I am Laura (Lilit) Schatzberg. I came to Hashomer Hatzair relatively late, as a junior in high school in the Bronx, NY. Many of my peers had been members since elementary or junior high. But once I walked up those rickety steps to Ken Hachoresh on Burnside Avenue and saw the happy chaos of blue-shirted, dungaree-wearing kids, I was dedicated. I went to moshava as a chanicha that summer, 1964, and became involved in all movement activities in the city after. I became a madricha, went on seminar, and spent eight months on the chava in Hightstown, NJ. I made aliya in 1967, two days after the end of the Six Day War, with several members of my garin and many more volunteers. I was on Kibbutz GalOn and from there joined the army. I left the kibbutz after four years and spent the next seven years in Jerusalem, mostly as a student at Hebrew University and working various jobs.
Back in the US, I moved to California and live here still in a small town on the coast. I have done many types of work but what I have liked the most, and have done for the last 20 or so years, is teach English as a second or foreign language. I taught locally to the Mexican population and also in Namibia in the Peace Corps and in Odessa, Ukraine in a private language school. I still teach online and now am very concerned for my students in Ukraine.
I believe the time I spent in Hashomer Hatzair solidified the sense of social justice that my parents had instilled in me. It gave me a way to practice those ideals. Working side by side with people who share your world view is very nourishing and makes work enjoyable. We had that in HH. I also think that as youth running the day to day operation of an organization we became capable and responsible.
I have remained in touch with many in my garin and during the pandemic we had a couple of zoom meetings. For the third meeting, it was suggested that we discuss how HH influenced the lives we led since being in HH and Andi Fischhoff suggested that we make a book out of our reminiscences. I volunteered to put the book together and Andi became the organizer and co-editor. The contributors are not only from our garin – yud gimmel – and not only from New York. There are forty-one pieces and a section devoted to those who have died. Andi and I have both added our stories.
Needless to say, the book is special to those who wrote for it and their families, but I have had friends with no other connection to HH than their connection to me, say that they found it so interesting to know about this very small group of people with strong connections to each other and to an ideal from such an early age.
In our day the stated goal of HH was aliya to a kibbutz and self-realization (הגשמה עצמית) in Israel on that kibbutz. Some of us made it all the way but most of us fell short of that goal. Whether or not we made it to kibbutz or to Israel, HH made a mark on us as concerned people of the world.

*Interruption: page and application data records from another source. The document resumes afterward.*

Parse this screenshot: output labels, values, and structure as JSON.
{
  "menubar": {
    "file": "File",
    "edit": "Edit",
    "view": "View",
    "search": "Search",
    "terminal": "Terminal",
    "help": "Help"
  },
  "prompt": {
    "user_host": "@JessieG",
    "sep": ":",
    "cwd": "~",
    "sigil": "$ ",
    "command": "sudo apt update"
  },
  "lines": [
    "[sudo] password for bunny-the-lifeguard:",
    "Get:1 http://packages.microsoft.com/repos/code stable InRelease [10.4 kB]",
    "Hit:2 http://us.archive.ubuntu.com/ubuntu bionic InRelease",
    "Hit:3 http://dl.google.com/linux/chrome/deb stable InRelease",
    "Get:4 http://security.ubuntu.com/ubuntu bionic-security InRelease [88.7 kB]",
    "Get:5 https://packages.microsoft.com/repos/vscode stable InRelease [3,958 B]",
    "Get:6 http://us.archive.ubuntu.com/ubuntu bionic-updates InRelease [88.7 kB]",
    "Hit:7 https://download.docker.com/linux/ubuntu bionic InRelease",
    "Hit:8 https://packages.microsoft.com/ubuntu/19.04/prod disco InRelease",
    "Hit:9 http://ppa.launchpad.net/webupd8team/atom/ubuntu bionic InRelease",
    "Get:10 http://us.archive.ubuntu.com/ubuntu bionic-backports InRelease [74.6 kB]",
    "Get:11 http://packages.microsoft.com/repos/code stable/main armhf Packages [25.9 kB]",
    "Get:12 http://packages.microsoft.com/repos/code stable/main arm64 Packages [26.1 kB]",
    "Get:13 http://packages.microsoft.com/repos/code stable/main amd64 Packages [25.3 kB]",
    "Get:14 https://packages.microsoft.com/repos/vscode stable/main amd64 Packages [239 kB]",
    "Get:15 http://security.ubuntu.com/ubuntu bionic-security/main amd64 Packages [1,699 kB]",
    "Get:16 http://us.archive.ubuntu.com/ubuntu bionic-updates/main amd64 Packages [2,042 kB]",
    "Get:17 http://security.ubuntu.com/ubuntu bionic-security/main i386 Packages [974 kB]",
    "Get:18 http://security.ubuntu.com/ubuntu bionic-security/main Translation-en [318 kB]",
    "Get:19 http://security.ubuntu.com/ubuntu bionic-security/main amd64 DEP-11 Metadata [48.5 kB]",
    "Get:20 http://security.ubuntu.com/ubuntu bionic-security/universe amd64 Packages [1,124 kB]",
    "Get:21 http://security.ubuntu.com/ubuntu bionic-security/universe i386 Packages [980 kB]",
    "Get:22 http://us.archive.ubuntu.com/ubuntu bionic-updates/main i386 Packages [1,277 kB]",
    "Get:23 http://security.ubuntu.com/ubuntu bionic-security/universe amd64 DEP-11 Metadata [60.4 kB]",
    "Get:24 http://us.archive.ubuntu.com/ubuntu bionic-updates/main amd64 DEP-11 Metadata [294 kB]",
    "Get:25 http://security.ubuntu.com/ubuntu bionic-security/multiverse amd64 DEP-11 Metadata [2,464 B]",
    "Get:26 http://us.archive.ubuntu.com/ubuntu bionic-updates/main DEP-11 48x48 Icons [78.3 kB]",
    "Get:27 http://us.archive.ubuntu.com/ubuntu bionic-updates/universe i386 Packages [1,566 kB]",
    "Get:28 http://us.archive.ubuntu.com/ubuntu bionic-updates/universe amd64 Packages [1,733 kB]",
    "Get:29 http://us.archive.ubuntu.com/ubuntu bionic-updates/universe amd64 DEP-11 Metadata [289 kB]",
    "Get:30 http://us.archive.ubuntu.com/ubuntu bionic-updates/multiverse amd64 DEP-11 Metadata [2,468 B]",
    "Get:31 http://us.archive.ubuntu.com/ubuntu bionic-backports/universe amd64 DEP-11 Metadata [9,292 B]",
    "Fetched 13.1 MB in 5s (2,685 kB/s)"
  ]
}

We are all individuals on our own path in life but we connected in a special way at a unique time in our lives through HH.
I know that now HH, in light of current realities, has wisely modified those goals. But I believe from what I have seen in HH online and the way that HH has responded to the crisis in Ukraine, that the idealism and ability to mobilize to meet a need are still very much a part of the seriousness of the core ideology of HH while providing an enjoyable and enriching experience for youth.
Our book, Hashomer Hatzair, Israel and Our Jewish Heritage, ISBN 979-8-9854014-0-0, is available to order from any bookstore and from Amazon. To download the ebook, click here.
It is my hope that others will follow with books of their own.
Chazak Ve'ematz, Lilit
Lilit with her Garin in 1966, she is in bottom left corner (with the Tembel hat!)